'If, in the explicit prosperity gospel, it is unthinkable that God would withold from His faithful followers cash, cars, and mansions, in the implicit prosperity gospel of many, shaped by a culture that must elevate sex beyond its station in God's created order, we cannot imagine that God would ask of some celibacy.'
'Like a team of suicide bombers who obliterate themselves yet irrevocably change the cultural atmosphere, liberal Christianity has essentially destroyed itself as an ecclesiological, institutional force, yet has won the culture over to its vision of a Christianity reshaped for contemporary tastes.'
Mark Sayers, Disappearing Church: From Cultural Relevance to Gospel Resilience, p.23.
'We believe that our good God,
mindful of our crudeness and weakness,
has ordained sacraments for us
to seal his promises in us,
to pledge good will and grace toward us,
and also to nourish and sustain our faith.
God has added these to the Word of the gospel
to represent better to our external senses
both what God enables us to understand by the Word
and what he does inwardly in our hearts,
confirming in us
the salvation he imparts to us.' Belgic Coonfession 33 in Todd Billings, 'Sacraments' in Christian Dogmatics: Reformed Theology for the Church Catholic (Edited by Michael Allen & Scott R Swain), p.342.
'One is immediately struck in 1 Peter with two contrary reactions of outsiders to the soft missionary difference.
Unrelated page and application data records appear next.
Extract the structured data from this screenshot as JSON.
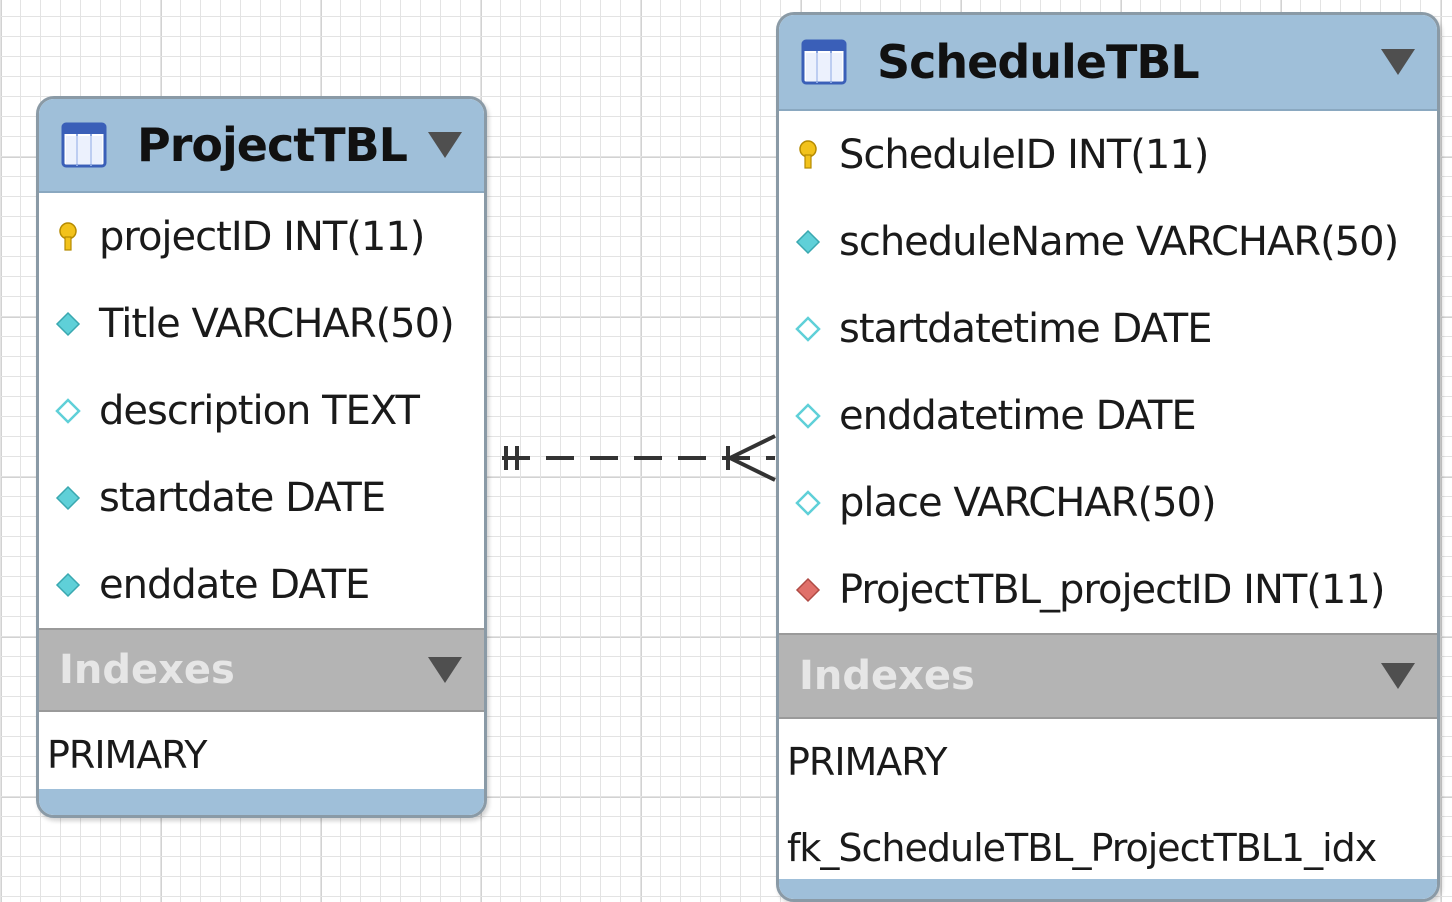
{
  "tables": {
    "project": {
      "name": "ProjectTBL",
      "columns": [
        {
          "text": "projectID INT(11)",
          "icon": "primary-key-icon"
        },
        {
          "text": "Title VARCHAR(50)",
          "icon": "not-null-column-icon"
        },
        {
          "text": "description TEXT",
          "icon": "nullable-column-icon"
        },
        {
          "text": "startdate DATE",
          "icon": "not-null-column-icon"
        },
        {
          "text": "enddate DATE",
          "icon": "not-null-column-icon"
        }
      ],
      "indexes_label": "Indexes",
      "indexes": [
        "PRIMARY"
      ]
    },
    "schedule": {
      "name": "ScheduleTBL",
      "columns": [
        {
          "text": "ScheduleID INT(11)",
          "icon": "primary-key-icon"
        },
        {
          "text": "scheduleName VARCHAR(50)",
          "icon": "not-null-column-icon"
        },
        {
          "text": "startdatetime DATE",
          "icon": "nullable-column-icon"
        },
        {
          "text": "enddatetime DATE",
          "icon": "nullable-column-icon"
        },
        {
          "text": "place VARCHAR(50)",
          "icon": "nullable-column-icon"
        },
        {
          "text": "ProjectTBL_projectID INT(11)",
          "icon": "foreign-key-icon"
        }
      ],
      "indexes_label": "Indexes",
      "indexes": [
        "PRIMARY",
        "fk_ScheduleTBL_ProjectTBL1_idx"
      ]
    }
  },
  "relationship": {
    "from": "ProjectTBL",
    "to": "ScheduleTBL",
    "cardinality": "one-to-many",
    "style": "dashed"
  },
  "colors": {
    "header": "#9fbfd9",
    "section": "#b4b4b4",
    "key": "#f2c21b",
    "not_null": "#5fd0d8",
    "foreign_key": "#e0706a"
  }
}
On the one hand, there is angered surprise and blaspheming from non-Christians that Christians are no longer joining them "in the same excesses of dissipation" (4:4). The Christian difference is the cause of discrimination and persecution. Moreover, 1 Peter tells us, such negative reaction is to be expected from non-Christians. Christians should not be surprised by the "fiery ordeal" which they have to endure (4:12). The negative reactions of non-Christians do not rest on misunderstanding, but are rooted in the inner logic of the non-Christian constellation of values which seem incompatible with the values of Christians. On the other hand, one of the central passages in 1 Peter entertains a lively hope that precisely the Christian difference - outwardly visible in their good deeds - will cause non-Christians to see the truth and eventually convert (2:12,15; 3:1;3:16). This expectation presupposes overlap between Christan and non-Christian constellations of values. The good works of Christians can be appreciated by non-Christians and look attractive to them.'
Miroslav Volf, Soft Difference: Theological Reflections on the Relation Between Church and Culture in 1 Peter, p.25.
'Notice the significance of the new birth for Christian social identity. Christians do not come into their social world from outside seeking either to accommodate to their new home (like second generation immigrants would), shape it in the image of the one they have left behind (like colonizers would), or establish a little haven in the strange new world reminiscent of the old (as resident aliens would). They are not outsiders who either seek to become insiders or maintain strenuously the status of outsiders. Christians are the insiders who have diverted from their culture by being born again. They are by definition those who are not what they used to be, those who do not live like they used to live. Christian difference is therefore not an insertion of something new into the old from outside, but a bursting out of the new precisely within the proper space of the old.'
Miroslav Volf, Soft Difference: Theological Reflections on the Relation Between Church and Culture in 1 Peter, p.18.